Start of Block
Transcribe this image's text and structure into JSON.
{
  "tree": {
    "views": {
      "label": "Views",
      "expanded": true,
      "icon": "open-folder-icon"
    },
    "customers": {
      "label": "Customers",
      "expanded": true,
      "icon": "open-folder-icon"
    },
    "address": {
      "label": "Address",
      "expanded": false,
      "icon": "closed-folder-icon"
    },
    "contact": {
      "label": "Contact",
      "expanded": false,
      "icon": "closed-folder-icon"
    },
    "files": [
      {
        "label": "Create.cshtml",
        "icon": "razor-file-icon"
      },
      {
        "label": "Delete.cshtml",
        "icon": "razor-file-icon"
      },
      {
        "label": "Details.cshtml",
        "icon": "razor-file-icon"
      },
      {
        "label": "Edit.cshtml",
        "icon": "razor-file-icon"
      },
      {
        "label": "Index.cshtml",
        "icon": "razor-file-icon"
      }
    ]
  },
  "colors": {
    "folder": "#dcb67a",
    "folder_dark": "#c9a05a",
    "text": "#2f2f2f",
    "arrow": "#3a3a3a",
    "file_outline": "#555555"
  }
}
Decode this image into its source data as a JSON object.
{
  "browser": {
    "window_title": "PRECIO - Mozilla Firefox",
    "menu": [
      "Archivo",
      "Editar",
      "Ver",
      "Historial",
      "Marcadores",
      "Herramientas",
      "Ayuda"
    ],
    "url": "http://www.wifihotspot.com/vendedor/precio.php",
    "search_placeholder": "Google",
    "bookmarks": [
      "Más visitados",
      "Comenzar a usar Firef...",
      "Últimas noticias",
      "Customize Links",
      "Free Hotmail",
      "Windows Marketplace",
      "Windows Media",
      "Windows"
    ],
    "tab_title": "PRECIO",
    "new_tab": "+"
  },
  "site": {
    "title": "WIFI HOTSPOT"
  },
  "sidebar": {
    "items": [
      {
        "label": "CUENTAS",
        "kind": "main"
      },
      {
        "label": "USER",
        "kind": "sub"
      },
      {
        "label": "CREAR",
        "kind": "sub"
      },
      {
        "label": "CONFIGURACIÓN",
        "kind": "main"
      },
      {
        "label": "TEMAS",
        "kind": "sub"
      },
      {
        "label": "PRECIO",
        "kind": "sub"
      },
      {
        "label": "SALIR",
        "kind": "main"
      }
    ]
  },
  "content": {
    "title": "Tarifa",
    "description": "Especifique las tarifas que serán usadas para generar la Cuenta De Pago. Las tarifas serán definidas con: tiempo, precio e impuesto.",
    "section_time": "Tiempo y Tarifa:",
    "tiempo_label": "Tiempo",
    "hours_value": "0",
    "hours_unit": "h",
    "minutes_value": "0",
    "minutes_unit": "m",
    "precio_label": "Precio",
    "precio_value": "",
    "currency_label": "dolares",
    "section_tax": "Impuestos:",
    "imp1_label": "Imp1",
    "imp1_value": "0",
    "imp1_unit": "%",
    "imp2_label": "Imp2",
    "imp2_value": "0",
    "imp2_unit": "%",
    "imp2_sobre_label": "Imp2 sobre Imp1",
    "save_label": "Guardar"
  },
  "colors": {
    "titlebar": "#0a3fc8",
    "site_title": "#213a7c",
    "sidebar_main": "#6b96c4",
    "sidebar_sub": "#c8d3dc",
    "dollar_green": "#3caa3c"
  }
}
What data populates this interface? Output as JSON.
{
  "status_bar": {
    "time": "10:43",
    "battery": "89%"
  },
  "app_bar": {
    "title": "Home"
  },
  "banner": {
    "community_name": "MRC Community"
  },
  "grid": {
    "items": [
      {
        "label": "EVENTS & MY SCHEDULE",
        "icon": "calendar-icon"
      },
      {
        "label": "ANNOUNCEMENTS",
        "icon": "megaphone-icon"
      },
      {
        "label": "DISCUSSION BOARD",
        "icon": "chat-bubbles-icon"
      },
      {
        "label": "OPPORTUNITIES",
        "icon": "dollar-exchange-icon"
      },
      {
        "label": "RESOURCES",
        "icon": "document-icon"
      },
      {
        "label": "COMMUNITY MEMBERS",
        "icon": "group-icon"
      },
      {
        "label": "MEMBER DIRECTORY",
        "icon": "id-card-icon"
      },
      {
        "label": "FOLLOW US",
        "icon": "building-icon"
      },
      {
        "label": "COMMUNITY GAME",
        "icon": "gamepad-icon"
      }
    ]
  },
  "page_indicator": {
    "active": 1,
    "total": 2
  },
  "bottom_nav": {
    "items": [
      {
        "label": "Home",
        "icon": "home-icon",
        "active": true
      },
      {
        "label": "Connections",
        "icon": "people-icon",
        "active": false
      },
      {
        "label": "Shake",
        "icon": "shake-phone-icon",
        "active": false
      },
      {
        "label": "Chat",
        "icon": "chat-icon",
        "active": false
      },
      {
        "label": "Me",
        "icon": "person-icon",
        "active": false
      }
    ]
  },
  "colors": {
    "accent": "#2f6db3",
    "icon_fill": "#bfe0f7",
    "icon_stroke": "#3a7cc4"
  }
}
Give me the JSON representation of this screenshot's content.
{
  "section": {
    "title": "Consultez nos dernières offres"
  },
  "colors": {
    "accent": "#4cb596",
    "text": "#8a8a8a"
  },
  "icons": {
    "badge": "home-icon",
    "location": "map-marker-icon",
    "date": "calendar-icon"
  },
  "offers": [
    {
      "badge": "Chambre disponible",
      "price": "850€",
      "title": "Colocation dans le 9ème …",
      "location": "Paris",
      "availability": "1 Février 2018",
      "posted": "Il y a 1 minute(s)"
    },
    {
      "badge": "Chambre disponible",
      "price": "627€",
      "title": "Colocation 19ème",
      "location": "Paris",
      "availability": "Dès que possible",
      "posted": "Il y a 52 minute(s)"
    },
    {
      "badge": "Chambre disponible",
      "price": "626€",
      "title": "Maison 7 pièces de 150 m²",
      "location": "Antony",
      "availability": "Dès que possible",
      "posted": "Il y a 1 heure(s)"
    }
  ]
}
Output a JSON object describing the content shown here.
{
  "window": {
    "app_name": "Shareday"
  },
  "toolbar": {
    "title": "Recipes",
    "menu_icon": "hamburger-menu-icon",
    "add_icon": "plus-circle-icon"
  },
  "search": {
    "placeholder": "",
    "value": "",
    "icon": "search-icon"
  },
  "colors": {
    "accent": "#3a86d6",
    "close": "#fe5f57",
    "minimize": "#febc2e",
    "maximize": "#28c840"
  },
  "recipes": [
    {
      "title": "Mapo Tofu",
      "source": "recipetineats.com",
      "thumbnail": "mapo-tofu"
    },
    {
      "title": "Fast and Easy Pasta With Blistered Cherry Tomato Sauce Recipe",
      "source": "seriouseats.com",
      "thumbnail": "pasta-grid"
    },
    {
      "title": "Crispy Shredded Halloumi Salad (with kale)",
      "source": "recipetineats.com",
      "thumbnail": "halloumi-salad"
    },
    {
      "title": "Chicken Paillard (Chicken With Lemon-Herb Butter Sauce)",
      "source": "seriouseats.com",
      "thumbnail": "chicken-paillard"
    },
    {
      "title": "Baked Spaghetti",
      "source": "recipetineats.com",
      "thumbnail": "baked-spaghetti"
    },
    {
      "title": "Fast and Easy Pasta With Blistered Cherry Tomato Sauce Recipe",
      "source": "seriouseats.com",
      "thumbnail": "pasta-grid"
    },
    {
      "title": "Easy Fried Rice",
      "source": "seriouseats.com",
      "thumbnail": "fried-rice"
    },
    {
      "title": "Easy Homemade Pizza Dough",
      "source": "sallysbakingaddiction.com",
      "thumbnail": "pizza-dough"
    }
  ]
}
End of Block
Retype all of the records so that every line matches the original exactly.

▶ **Solved exercise**:
Transcribe this image's text and structure into JSON.
{
  "tree": {
    "views": {
      "label": "Views",
      "expanded": true,
      "icon": "open-folder-icon"
    },
    "customers": {
      "label": "Customers",
      "expanded": true,
      "icon": "open-folder-icon"
    },
    "address": {
      "label": "Address",
      "expanded": false,
      "icon": "closed-folder-icon"
    },
    "contact": {
      "label": "Contact",
      "expanded": false,
      "icon": "closed-folder-icon"
    },
    "files": [
      {
        "label": "Create.cshtml",
        "icon": "razor-file-icon"
      },
      {
        "label": "Delete.cshtml",
        "icon": "razor-file-icon"
      },
      {
        "label": "Details.cshtml",
        "icon": "razor-file-icon"
      },
      {
        "label": "Edit.cshtml",
        "icon": "razor-file-icon"
      },
      {
        "label": "Index.cshtml",
        "icon": "razor-file-icon"
      }
    ]
  },
  "colors": {
    "folder": "#dcb67a",
    "folder_dark": "#c9a05a",
    "text": "#2f2f2f",
    "arrow": "#3a3a3a",
    "file_outline": "#555555"
  }
}
Decode this image into its source data as a JSON object.
{
  "browser": {
    "window_title": "PRECIO - Mozilla Firefox",
    "menu": [
      "Archivo",
      "Editar",
      "Ver",
      "Historial",
      "Marcadores",
      "Herramientas",
      "Ayuda"
    ],
    "url": "http://www.wifihotspot.com/vendedor/precio.php",
    "search_placeholder": "Google",
    "bookmarks": [
      "Más visitados",
      "Comenzar a usar Firef...",
      "Últimas noticias",
      "Customize Links",
      "Free Hotmail",
      "Windows Marketplace",
      "Windows Media",
      "Windows"
    ],
    "tab_title": "PRECIO",
    "new_tab": "+"
  },
  "site": {
    "title": "WIFI HOTSPOT"
  },
  "sidebar": {
    "items": [
      {
        "label": "CUENTAS",
        "kind": "main"
      },
      {
        "label": "USER",
        "kind": "sub"
      },
      {
        "label": "CREAR",
        "kind": "sub"
      },
      {
        "label": "CONFIGURACIÓN",
        "kind": "main"
      },
      {
        "label": "TEMAS",
        "kind": "sub"
      },
      {
        "label": "PRECIO",
        "kind": "sub"
      },
      {
        "label": "SALIR",
        "kind": "main"
      }
    ]
  },
  "content": {
    "title": "Tarifa",
    "description": "Especifique las tarifas que serán usadas para generar la Cuenta De Pago. Las tarifas serán definidas con: tiempo, precio e impuesto.",
    "section_time": "Tiempo y Tarifa:",
    "tiempo_label": "Tiempo",
    "hours_value": "0",
    "hours_unit": "h",
    "minutes_value": "0",
    "minutes_unit": "m",
    "precio_label": "Precio",
    "precio_value": "",
    "currency_label": "dolares",
    "section_tax": "Impuestos:",
    "imp1_label": "Imp1",
    "imp1_value": "0",
    "imp1_unit": "%",
    "imp2_label": "Imp2",
    "imp2_value": "0",
    "imp2_unit": "%",
    "imp2_sobre_label": "Imp2 sobre Imp1",
    "save_label": "Guardar"
  },
  "colors": {
    "titlebar": "#0a3fc8",
    "site_title": "#213a7c",
    "sidebar_main": "#6b96c4",
    "sidebar_sub": "#c8d3dc",
    "dollar_green": "#3caa3c"
  }
}
What data populates this interface? Output as JSON.
{
  "status_bar": {
    "time": "10:43",
    "battery": "89%"
  },
  "app_bar": {
    "title": "Home"
  },
  "banner": {
    "community_name": "MRC Community"
  },
  "grid": {
    "items": [
      {
        "label": "EVENTS & MY SCHEDULE",
        "icon": "calendar-icon"
      },
      {
        "label": "ANNOUNCEMENTS",
        "icon": "megaphone-icon"
      },
      {
        "label": "DISCUSSION BOARD",
        "icon": "chat-bubbles-icon"
      },
      {
        "label": "OPPORTUNITIES",
        "icon": "dollar-exchange-icon"
      },
      {
        "label": "RESOURCES",
        "icon": "document-icon"
      },
      {
        "label": "COMMUNITY MEMBERS",
        "icon": "group-icon"
      },
      {
        "label": "MEMBER DIRECTORY",
        "icon": "id-card-icon"
      },
      {
        "label": "FOLLOW US",
        "icon": "building-icon"
      },
      {
        "label": "COMMUNITY GAME",
        "icon": "gamepad-icon"
      }
    ]
  },
  "page_indicator": {
    "active": 1,
    "total": 2
  },
  "bottom_nav": {
    "items": [
      {
        "label": "Home",
        "icon": "home-icon",
        "active": true
      },
      {
        "label": "Connections",
        "icon": "people-icon",
        "active": false
      },
      {
        "label": "Shake",
        "icon": "shake-phone-icon",
        "active": false
      },
      {
        "label": "Chat",
        "icon": "chat-icon",
        "active": false
      },
      {
        "label": "Me",
        "icon": "person-icon",
        "active": false
      }
    ]
  },
  "colors": {
    "accent": "#2f6db3",
    "icon_fill": "#bfe0f7",
    "icon_stroke": "#3a7cc4"
  }
}
Give me the JSON representation of this screenshot's content.
{
  "section": {
    "title": "Consultez nos dernières offres"
  },
  "colors": {
    "accent": "#4cb596",
    "text": "#8a8a8a"
  },
  "icons": {
    "badge": "home-icon",
    "location": "map-marker-icon",
    "date": "calendar-icon"
  },
  "offers": [
    {
      "badge": "Chambre disponible",
      "price": "850€",
      "title": "Colocation dans le 9ème …",
      "location": "Paris",
      "availability": "1 Février 2018",
      "posted": "Il y a 1 minute(s)"
    },
    {
      "badge": "Chambre disponible",
      "price": "627€",
      "title": "Colocation 19ème",
      "location": "Paris",
      "availability": "Dès que possible",
      "posted": "Il y a 52 minute(s)"
    },
    {
      "badge": "Chambre disponible",
      "price": "626€",
      "title": "Maison 7 pièces de 150 m²",
      "location": "Antony",
      "availability": "Dès que possible",
      "posted": "Il y a 1 heure(s)"
    }
  ]
}
Output a JSON object describing the content shown here.
{
  "window": {
    "app_name": "Shareday"
  },
  "toolbar": {
    "title": "Recipes",
    "menu_icon": "hamburger-menu-icon",
    "add_icon": "plus-circle-icon"
  },
  "search": {
    "placeholder": "",
    "value": "",
    "icon": "search-icon"
  },
  "colors": {
    "accent": "#3a86d6",
    "close": "#fe5f57",
    "minimize": "#febc2e",
    "maximize": "#28c840"
  },
  "recipes": [
    {
      "title": "Mapo Tofu",
      "source": "recipetineats.com",
      "thumbnail": "mapo-tofu"
    },
    {
      "title": "Fast and Easy Pasta With Blistered Cherry Tomato Sauce Recipe",
      "source": "seriouseats.com",
      "thumbnail": "pasta-grid"
    },
    {
      "title": "Crispy Shredded Halloumi Salad (with kale)",
      "source": "recipetineats.com",
      "thumbnail": "halloumi-salad"
    },
    {
      "title": "Chicken Paillard (Chicken With Lemon-Herb Butter Sauce)",
      "source": "seriouseats.com",
      "thumbnail": "chicken-paillard"
    },
    {
      "title": "Baked Spaghetti",
      "source": "recipetineats.com",
      "thumbnail": "baked-spaghetti"
    },
    {
      "title": "Fast and Easy Pasta With Blistered Cherry Tomato Sauce Recipe",
      "source": "seriouseats.com",
      "thumbnail": "pasta-grid"
    },
    {
      "title": "Easy Fried Rice",
      "source": "seriouseats.com",
      "thumbnail": "fried-rice"
    },
    {
      "title": "Easy Homemade Pizza Dough",
      "source": "sallysbakingaddiction.com",
      "thumbnail": "pizza-dough"
    }
  ]
}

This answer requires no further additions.